To remove the stopper from the filling coupling, all that is required is for the tubular body 162 of the extraction tool to be slipped around the stopper. During this operation, to make it easier for the tool to be passed, the hook 166 is retracted. Once the end of the hook 166 has protruded beyond the bottom of the stopper corresponding to the crimping 138, the elastic ring 170 causes it to return to its work position (in this position, the tool 160 is mounted on the stopper that is to be removed). To begin extraction, it is necessary first of all to move the tool up by turning it in such a way that the hook 166 finds one of the housings 142 provided in the lower edge of the ring of the stopper. Once this operation has been completed, the tool needs to be turned to combat the force of the spring 144 of the stopper so as to turn the stopper into the unlocked state.

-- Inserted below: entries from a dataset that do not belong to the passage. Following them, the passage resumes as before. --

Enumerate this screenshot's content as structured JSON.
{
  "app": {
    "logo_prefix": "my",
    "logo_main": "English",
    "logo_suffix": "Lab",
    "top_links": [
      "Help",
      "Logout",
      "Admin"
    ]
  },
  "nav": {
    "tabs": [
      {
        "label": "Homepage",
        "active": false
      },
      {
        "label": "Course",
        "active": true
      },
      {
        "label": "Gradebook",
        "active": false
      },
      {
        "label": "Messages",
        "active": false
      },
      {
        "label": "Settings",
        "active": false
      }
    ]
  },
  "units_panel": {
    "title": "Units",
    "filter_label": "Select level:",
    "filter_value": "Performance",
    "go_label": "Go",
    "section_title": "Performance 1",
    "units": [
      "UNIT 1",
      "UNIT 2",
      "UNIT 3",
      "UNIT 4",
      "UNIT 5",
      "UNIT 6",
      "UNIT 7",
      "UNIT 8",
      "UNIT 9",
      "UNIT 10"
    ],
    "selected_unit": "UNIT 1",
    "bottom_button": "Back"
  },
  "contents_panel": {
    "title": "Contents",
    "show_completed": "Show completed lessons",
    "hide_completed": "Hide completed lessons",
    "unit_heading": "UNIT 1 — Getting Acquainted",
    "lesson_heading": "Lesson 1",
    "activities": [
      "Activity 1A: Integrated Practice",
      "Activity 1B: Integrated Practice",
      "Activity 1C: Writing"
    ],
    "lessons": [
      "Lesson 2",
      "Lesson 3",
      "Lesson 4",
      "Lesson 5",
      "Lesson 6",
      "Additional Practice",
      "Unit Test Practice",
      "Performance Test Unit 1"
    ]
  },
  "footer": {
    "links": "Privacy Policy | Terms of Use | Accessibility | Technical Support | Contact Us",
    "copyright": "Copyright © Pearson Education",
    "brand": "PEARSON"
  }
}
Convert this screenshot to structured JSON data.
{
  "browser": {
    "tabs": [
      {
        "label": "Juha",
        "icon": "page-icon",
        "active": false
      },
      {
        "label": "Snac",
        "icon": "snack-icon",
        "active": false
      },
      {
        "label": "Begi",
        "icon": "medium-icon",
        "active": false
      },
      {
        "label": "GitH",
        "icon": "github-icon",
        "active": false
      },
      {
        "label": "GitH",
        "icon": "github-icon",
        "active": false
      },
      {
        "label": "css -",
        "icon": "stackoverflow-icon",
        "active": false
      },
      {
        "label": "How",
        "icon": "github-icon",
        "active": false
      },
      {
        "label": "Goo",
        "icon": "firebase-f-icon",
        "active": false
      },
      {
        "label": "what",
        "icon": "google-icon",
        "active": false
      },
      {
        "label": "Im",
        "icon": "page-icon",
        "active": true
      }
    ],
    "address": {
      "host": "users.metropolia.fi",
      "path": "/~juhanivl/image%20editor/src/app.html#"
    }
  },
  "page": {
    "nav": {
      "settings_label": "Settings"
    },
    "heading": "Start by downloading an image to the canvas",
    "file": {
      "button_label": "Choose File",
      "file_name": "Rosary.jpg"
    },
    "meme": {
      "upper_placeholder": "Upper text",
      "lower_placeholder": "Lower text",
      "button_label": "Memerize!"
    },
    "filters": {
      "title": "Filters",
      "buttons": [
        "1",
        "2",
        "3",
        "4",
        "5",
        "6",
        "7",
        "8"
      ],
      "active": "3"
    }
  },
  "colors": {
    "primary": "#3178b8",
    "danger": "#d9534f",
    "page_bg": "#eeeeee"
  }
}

Once the stopper is unlocked, all that remains is for it to be removed by pulling the tool upward. To retrieve the stopper 9, all that remains is for it to be expelled from the tubular body of the tool 160 via the opposite side to the hook 166.
|Cited Patent||Filing date||Publication date||Applicant||Title|
|US4167956 *||Mar 21, 1977||Sep 18, 1979||Hermann Zahn||Small container for liquid gas|
|US4478242 *||Aug 25, 1983||Oct 23, 1984||Liqui-Box Corporation||Finger-actuated push-pull slideable dispensing valve|
|US5687777 *||Mar 11, 1996||Nov 18, 1997||Ohmeda Inc.||Anesthetic agent filler valve|
|US5722638 *||Apr 5, 1996||Mar 3, 1998||Vemco Corporation||Valve with means to block relative rotation of parts during assembly|
|EP0476518A1 *||Sep 12, 1991||Mar 25, 1992||LEVIADO S.r.l.||Valve assembly particularly for gas containers|
|GB1258576A *||Title not available|
|Citing Patent||Filing date||Publication date||Applicant||Title|
|US8104500 *||Apr 18, 2008||Jan 31, 2012||Texas Institute Of Science, Inc.||Acoustic liquid level detection|
|US20120031182 *||Feb 9, 2012||Laslo Olah||Acoustic liquid level detection|
|U.S. Classification||141/351, 141/367, 141/378, 141/301|
|International Classification||F16K1/30, F17C5/06, F17C13/04, F17C5/00|
|Cooperative Classification||F17C2205/0329, F17C2260/028, F17C2250/0626, F17C2205/0308, F17C2270/0545, F17C2270/0745, F17C2205/0338, F16K1/308, F17C2205/0323, F17C2205/0332, F17C5/06, F17C2205/0382, F17C5/00, F17C13/04, F16K1/303|
|European Classification||F16K1/30D, F16K1/30A3, F17C13/04, F17C5/06, F17C5/00|
|Sep 30, 2002||AS||Assignment|
|Aug 21, 2007||FPAY||Fee payment|
Year of fee payment: 4
|Sep 9, 2011||FPAY||Fee payment|
Year of fee payment: 8
|Aug 31, 2015||FPAY||Fee payment|
Year of fee payment: 12